Let me state the obvious first — localization is one of the most important strategies of global online retailers looking to connect with and gain loyalty from international consumers. But it is not just about language translation — it is about creating a native or near-native experience that recognizes local consumer buying habits, accounts for local cultural cues, adapts to regional technical requirements, and delivers on the highly personalized and always-on promise of a modern online marketplace.
So content translation is merely a small part of creating a native shopping experience. Consider the following 7 golden rules for creating a truly local e-commerce experience:
Dear John, Dear Mr. Doe, and Doe John
While it is not considered rude in the U.S. to address customers by their first name (e.g., John), this is not true in all cultures. In other cultures it is still common to address customers formally by title and family name (e.g., Mr. Doe). Name ordering and the use of titles differ too. In China, for example, family name comes before the given name (Doe John). To avoid unnecessary offense, customize all personalization in screen messages and confirmation e-mails to match your target market.
Addresses and Phone Numbers
In France, the word for street (“Rue”) is placed before the name of the street itself. In Germany, the postal code is placed before the city name. While there are a number of commonalities in the elements of addresses and phone numbers, how they are formatted differs around the world. Indeed, there are enough differences to make it important that your e-commerce checkout forms should match the local market.
Cash, Check, or Charge
In Germany, it is common for customers to pay for products and services with bank transfers. In the U.S., many consumers use credit cards for online purchasing. Understanding the online paying habits of local customers can help them avoid transaction fulfillment problems and related frustrations that can tarnish your brand.
In China, for instance, 42 percent of online shoppers have asked payment-related questions in the last year, compared to the global average of 29 percent, according to the recent research by Worldpay.
Amazon’s German website, for example, does a great job of accounting for the local payment preferences and provides the option of paying via direct debit for deliveries to Germany or Austria, which isn’t otherwise available on other Amazon pages.
Dollars, Euros, and Yen
Ensuring that your international customers see prices in their local currency and at locally competitive levels represents one of the most basic expectations of successful e-commerce localization. In addition to being mindful about currency symbols, watch out for how decimal marks are represented: where some cultures use the period (.), others use the comma (,).
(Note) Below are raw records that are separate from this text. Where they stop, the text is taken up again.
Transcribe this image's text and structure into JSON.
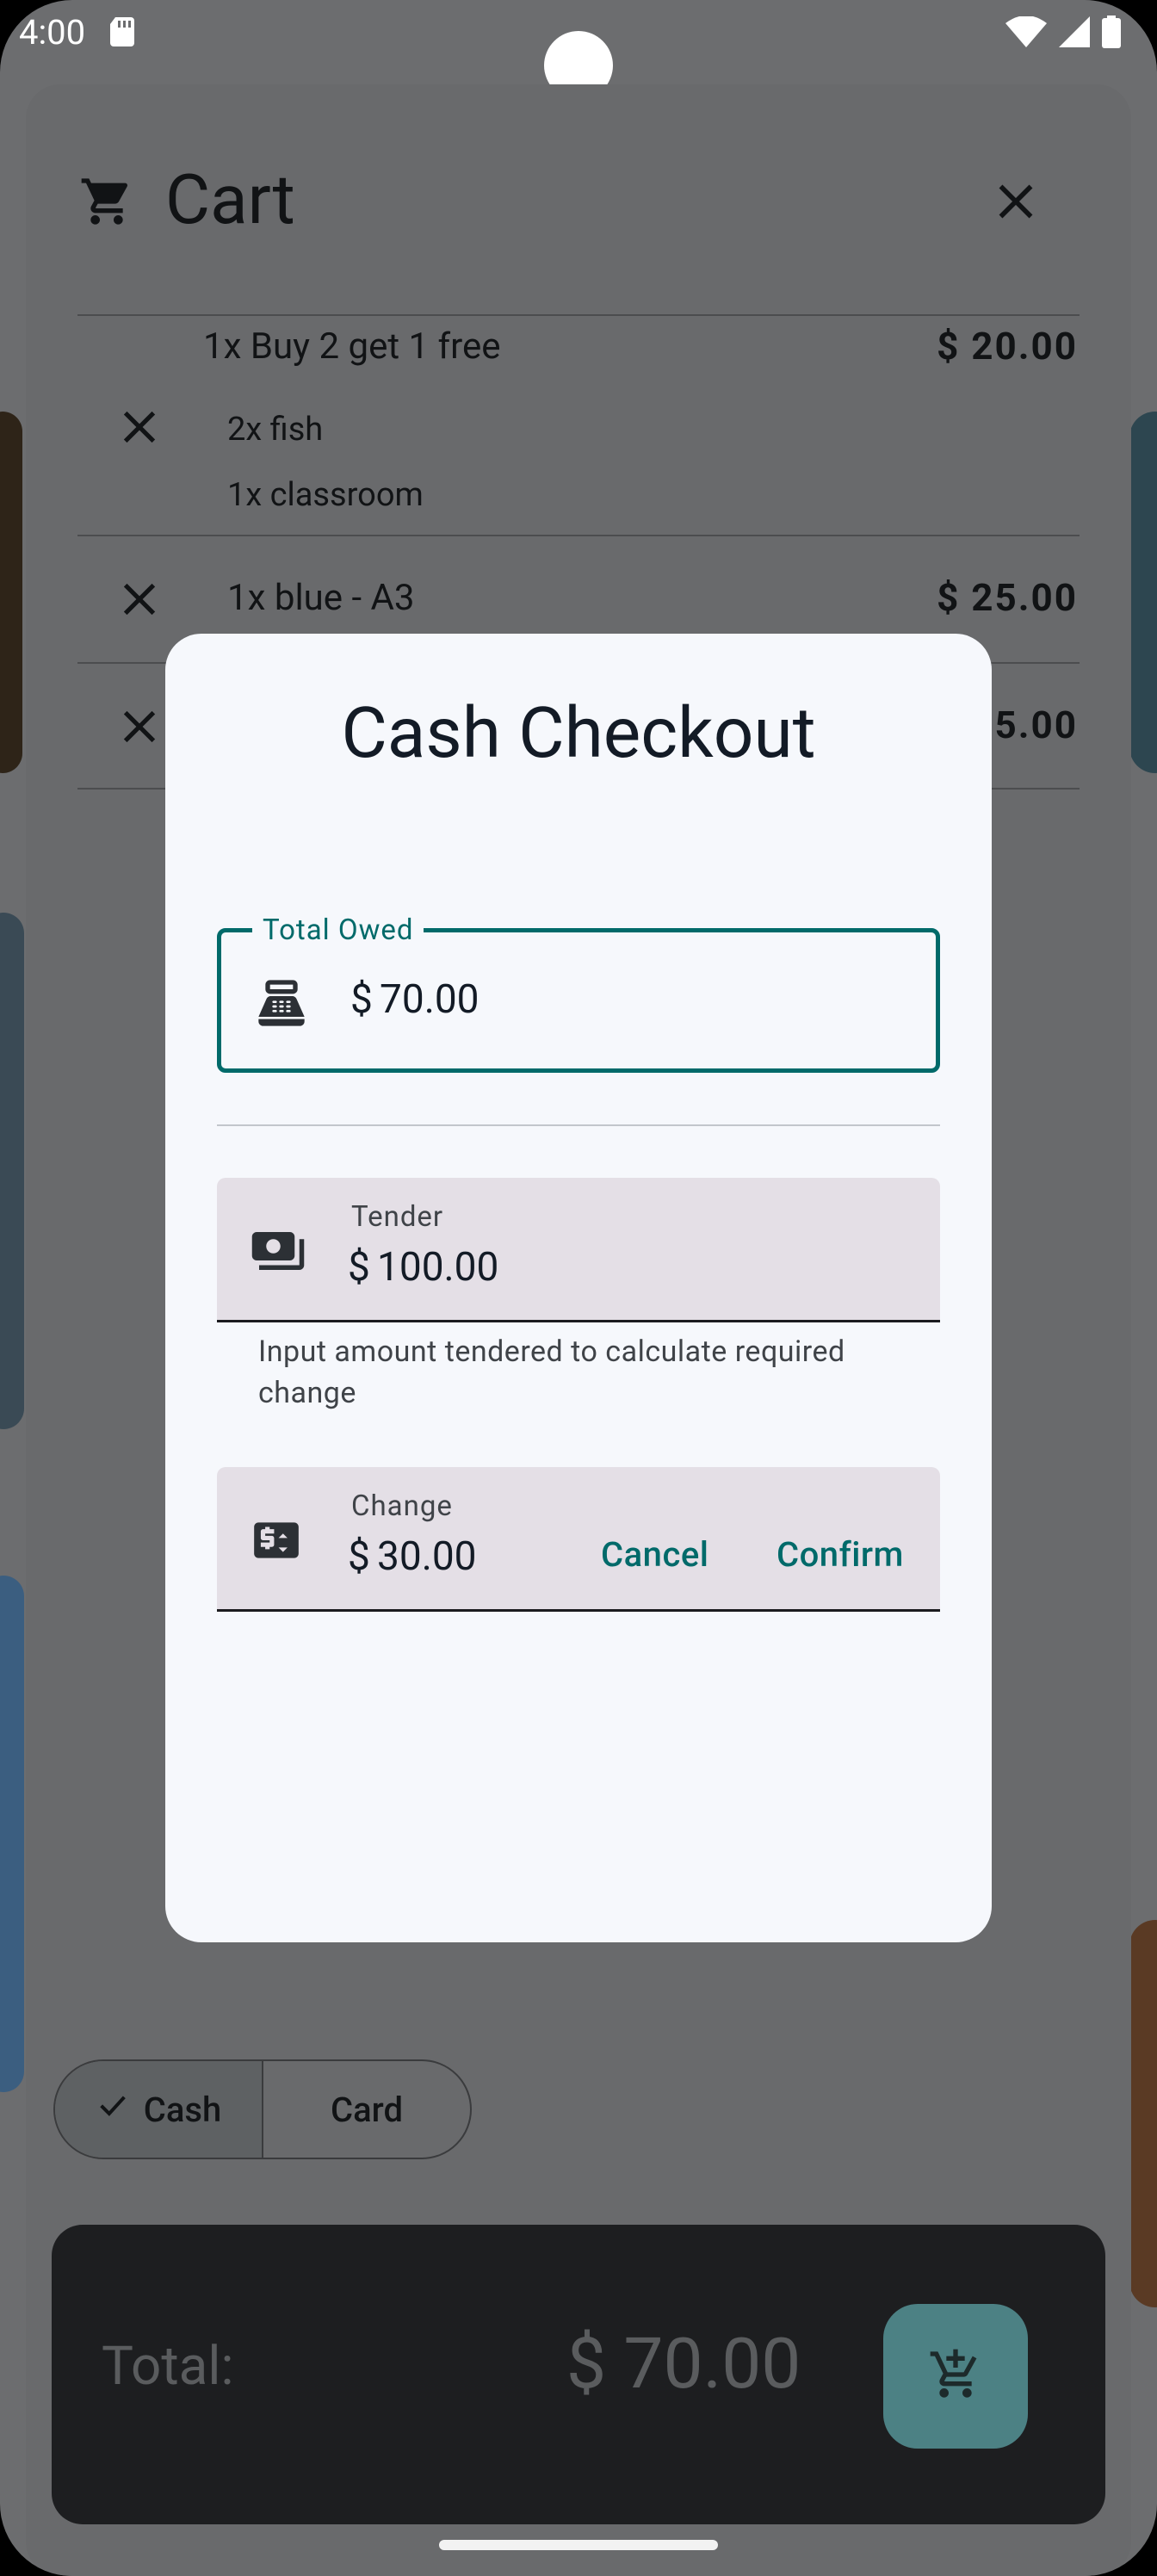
{
  "status_bar": {
    "time": "4:00"
  },
  "cart": {
    "title": "Cart",
    "items": [
      {
        "name": "1x Buy 2 get 1 free",
        "price": "$ 20.00",
        "sub": [
          "2x fish",
          "1x classroom"
        ]
      },
      {
        "name": "1x blue - A3",
        "price": "$ 25.00"
      },
      {
        "price": "5.00"
      }
    ],
    "payment_methods": [
      "Cash",
      "Card"
    ],
    "selected_payment": "Cash",
    "total_label": "Total:",
    "total_value": "$ 70.00"
  },
  "dialog": {
    "title": "Cash Checkout",
    "total_owed": {
      "label": "Total Owed",
      "prefix": "$",
      "value": "70.00"
    },
    "tender": {
      "label": "Tender",
      "prefix": "$",
      "value": "100.00",
      "helper": "Input amount tendered to calculate required change"
    },
    "change": {
      "label": "Change",
      "prefix": "$",
      "value": "30.00"
    },
    "cancel_label": "Cancel",
    "confirm_label": "Confirm"
  },
  "colors": {
    "accent": "#006a6a",
    "scrim": "#6c6d6f",
    "dialog_surface": "#f6f8fc",
    "fab": "#4c8184"
  },
  "icons": {
    "status": [
      "sd-card-icon",
      "wifi-icon",
      "signal-icon",
      "battery-icon"
    ],
    "cart": "shopping-cart-icon",
    "close": "close-icon",
    "total_owed": "point-of-sale-icon",
    "tender": "payments-icon",
    "change": "currency-exchange-icon",
    "checkout": "add-shopping-cart-icon",
    "selected": "check-icon"
  }
}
Using the example of China again, Worldpay reports that “58 percent of Chinese shoppers want to see prices in the currency of the local retailer AND in Chinese yuan. Having both currencies there reassures them that their branded products are not counterfeit goods.”
Left to Right, Right to Left
Are you used to seeing a company logo in the upper left corner of your screen? That is a common placement for languages that are written in a left-to-right script. Arabic, Hebrew, and Urdu however are just three of the seven modern languages written and displayed in a right-to-left script. Not only does that mean that the language content must be displayed correctly, it also means that all product descriptions, related images, form labels, directional arrows, instructions, icons, and more should be mirrored to ensure customer comprehension. Because some cultures include both LTR and RTL scripts (i.e., bidirectional languages), know your target market well.
Monolingual, Bilingual, and Multilingual
Switzerland has four official languages. Some other nations, including the United States, have none. But even in the U.S., where Hispanic-Americans are projected to account for 30% of the nation’s population by 2050, it makes sense to be aware of local languages. That means that setting your localized e-commerce site’s language for search indexing and displayed content should be approached with awareness of official requirements, regional norms, and cultural sensitivity. Today’s best practices recommend placing and labeling a language switcher in either the page header or footer, or as an overlay for first-time visitors.
For instance, YOOX Group, the fast-growing online fashion retailer, does an excellent job providing a truly localized shopping experience.
Even if the actual e-commerce site is not available in all the individual languages, it does specifically welcome shoppers from a wide range of countries, with the right combination of localized content, multiple currencies accepted as well as local payment systems and multilingual customer service. In addition, the retailer provides specific services for certain specific markets, such as next-day and Saturday delivery available in some countries, butler service and RFID seal of authenticity for China, or scheduled delivery in Japan.
Laws and regulations governing the information that must be provided to site shoppers as well as those governing the information that is collected from consumers differ from country to country and even by local jurisdiction. For example, some require that consumers confirm that they have read policy information before they can complete their purchase.
There is far more to website localization of e-commerce and mobile-ready sites. How to adapt for diverse browsers and mobile display, where to place navigational elements, coding for geotargeting and language are also parts of the picture. Gaining expert guidance from a localization provider in your target market may be vital to reducing your liability risks and ensuring your company’s online retail success.